Barriers to Development - KAA and Evaluation Paragraphs
- A-Level, IB
- AQA, Edexcel, OCR, IB, Eduqas, WJEC
Last updated 21 Feb 2019
In this short video, we look through some KAA and evaluation paragraphs relating to this question: "Examine the barriers that hold back the level of economic development."
The first barrier facing developing countries is primary product dependency - this is when the economy is dominated by primary sectors (typically extraction of natural resources such as copper by the Democratic Republic of the Congo). These are typically sectors, where there is little opportunity for value added in processing and manufacturing. Technological advancement means that these industries are capital intensive, reducing the need for a large local workforce and limiting the need for investment in human capital. Workers in these industries often earn very low wages which limits progress in reducing extreme poverty.
However, the extent to which primary product dependency is harmful to development depends on the quality of governance and state capacity. For instance, states can act to diversify the economy using the windfall revenues and profits from primary products in the good years by investing in a Sovereign Wealth Fund (e.g. Norway) and a Stabilisation Fund set up by Ghana.

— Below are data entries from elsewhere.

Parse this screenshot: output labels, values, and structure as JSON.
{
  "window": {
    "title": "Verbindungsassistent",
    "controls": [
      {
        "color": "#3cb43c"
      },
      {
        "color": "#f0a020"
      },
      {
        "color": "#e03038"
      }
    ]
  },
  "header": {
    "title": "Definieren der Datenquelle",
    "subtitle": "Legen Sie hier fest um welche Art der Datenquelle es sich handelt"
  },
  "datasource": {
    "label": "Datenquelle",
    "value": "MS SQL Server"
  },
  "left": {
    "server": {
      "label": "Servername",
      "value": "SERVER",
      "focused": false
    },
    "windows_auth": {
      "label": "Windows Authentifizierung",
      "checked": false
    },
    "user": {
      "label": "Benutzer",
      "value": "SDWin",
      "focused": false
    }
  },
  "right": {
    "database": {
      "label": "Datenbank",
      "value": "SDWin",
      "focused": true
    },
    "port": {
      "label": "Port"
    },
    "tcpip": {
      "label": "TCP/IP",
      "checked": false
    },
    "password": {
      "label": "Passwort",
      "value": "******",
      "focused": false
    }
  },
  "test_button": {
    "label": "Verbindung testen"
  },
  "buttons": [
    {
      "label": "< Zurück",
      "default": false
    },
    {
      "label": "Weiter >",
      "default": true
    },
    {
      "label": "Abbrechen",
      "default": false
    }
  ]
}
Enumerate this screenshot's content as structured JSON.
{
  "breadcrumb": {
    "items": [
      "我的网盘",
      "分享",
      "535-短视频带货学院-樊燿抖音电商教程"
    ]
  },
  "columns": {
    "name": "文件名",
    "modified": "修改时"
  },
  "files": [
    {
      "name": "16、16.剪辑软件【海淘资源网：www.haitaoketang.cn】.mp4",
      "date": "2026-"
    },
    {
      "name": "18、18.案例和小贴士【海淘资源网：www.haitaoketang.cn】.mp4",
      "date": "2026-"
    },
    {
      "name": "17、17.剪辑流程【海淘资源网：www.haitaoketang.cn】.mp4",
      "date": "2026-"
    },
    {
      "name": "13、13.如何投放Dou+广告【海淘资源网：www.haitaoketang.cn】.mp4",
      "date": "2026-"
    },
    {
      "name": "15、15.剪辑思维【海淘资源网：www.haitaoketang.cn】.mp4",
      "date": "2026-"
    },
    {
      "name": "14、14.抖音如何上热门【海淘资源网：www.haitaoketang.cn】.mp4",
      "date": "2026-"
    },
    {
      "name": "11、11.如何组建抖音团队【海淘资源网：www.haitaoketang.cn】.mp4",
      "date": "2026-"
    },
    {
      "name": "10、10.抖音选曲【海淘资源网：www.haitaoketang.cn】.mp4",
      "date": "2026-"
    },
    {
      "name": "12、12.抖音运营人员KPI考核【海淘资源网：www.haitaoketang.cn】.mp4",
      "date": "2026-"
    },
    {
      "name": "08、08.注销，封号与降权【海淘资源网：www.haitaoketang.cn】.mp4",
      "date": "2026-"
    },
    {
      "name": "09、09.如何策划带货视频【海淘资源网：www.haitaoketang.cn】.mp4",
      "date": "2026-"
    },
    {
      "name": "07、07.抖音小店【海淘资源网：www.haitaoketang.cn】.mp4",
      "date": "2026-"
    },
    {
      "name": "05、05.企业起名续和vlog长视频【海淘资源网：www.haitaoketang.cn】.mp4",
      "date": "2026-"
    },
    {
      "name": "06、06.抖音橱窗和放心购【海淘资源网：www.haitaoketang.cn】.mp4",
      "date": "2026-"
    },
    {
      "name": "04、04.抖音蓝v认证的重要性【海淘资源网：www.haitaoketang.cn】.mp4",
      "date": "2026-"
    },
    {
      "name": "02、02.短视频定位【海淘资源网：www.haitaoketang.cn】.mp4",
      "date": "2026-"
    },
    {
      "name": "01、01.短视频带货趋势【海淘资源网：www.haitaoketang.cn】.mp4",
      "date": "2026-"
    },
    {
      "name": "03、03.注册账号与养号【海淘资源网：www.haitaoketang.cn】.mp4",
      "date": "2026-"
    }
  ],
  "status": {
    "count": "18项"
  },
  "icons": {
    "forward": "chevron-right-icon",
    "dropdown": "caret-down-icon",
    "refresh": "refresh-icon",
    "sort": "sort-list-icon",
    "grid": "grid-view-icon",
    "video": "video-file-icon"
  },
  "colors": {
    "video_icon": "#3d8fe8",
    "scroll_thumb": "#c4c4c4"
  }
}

Diversification also means that the workforce can work in industries with greater value added, such as the processing of oil, coffee and copper which will result in higher wages and per capita incomes and consumption which promotes development.
A second barrier to development is capital flight. This is when there is rapid, large-scale exit of financial capital due to a reduction in confidence. The exit of financial capital reduces the supply of loanable funds which then reduces access to credit of firms and governments. The resulting increased interest rates reduces borrowing by government and individuals. As a result, capital flight can lead to a fall in investment causing a contraction in AD, and thus an increase in demand deficient unemployment as GDP growth slows and firms are left with more spare capacity.
The extent to which capital flight poses a risk to development is dependent on how reliant countries are on liquid forms of capital inflows such as hot money/portfolio investment. This occurs when they are unable to attract FDI which is more stable and less susceptible to changes in investor sentiment. This is a problem that particularly affects lower-income countries. Additionally, developing nations without large foreign currency reserves will be affected from capital flight, as a central bank will be unable to defend the currency from depreciating.